More than 60 years have passed since the first description of an aldosterone-producing adenoma (APA), and >10 years since robust prospective data established that these are a potentially curable cause of at least 5% of hypertension.1 Yet, there has been little progress in bridging the gulf between potential and actual cures. The senior author of the Endocrine Society’s revised guideline, John Funder, estimates that nowhere in the world are 1% of patients with primary aldosteronism (PA) ever diagnosed, let alone treated appropriately. In response to this deficit, the Endocrine Society has concentrated their firepower on public-health measures to increase awareness and diagnosis, recommending much wider criteria for biochemical testing of plasma renin and aldosterone, and referral to specialists of suspected PA.
The guideline illustrates the problem and the solution. On the one hand, PA has all the pre-requisites for modern precision medicine—rigorous, stratified diagnosis, leading to specific treatments and benefits.
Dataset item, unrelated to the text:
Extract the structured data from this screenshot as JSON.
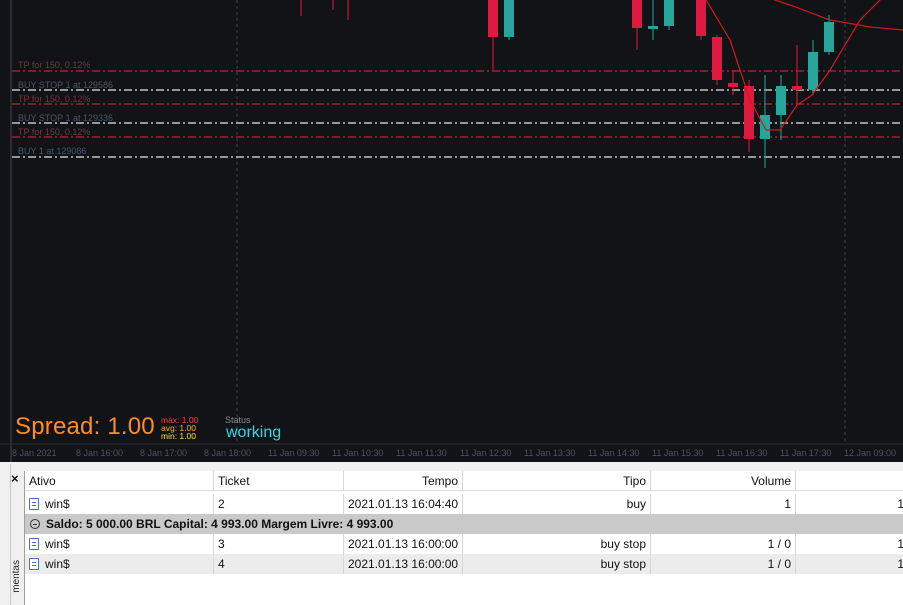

There is evidence that undiagnosed or uncontrolled PA is undesirable, causing increasingly resistant hypertension, and probably higher risk of cardiovascular morbidity. But the availability of a cheap medical antidote, spironolactone, and benign nature of APAs, create a hurdle to embarking on the expense and morbidity of investigations and surgery, which at best offers 30% to 60% likelihood of curing hypertension altogether.2
Because the options open to patients with PA mean that a high degree of certainty is sought for unilateral disease before committing to intervention, the seeds of a vicious circle are created in which the complexity of the steps in search of certainty raise further the bar to achieving this. To break …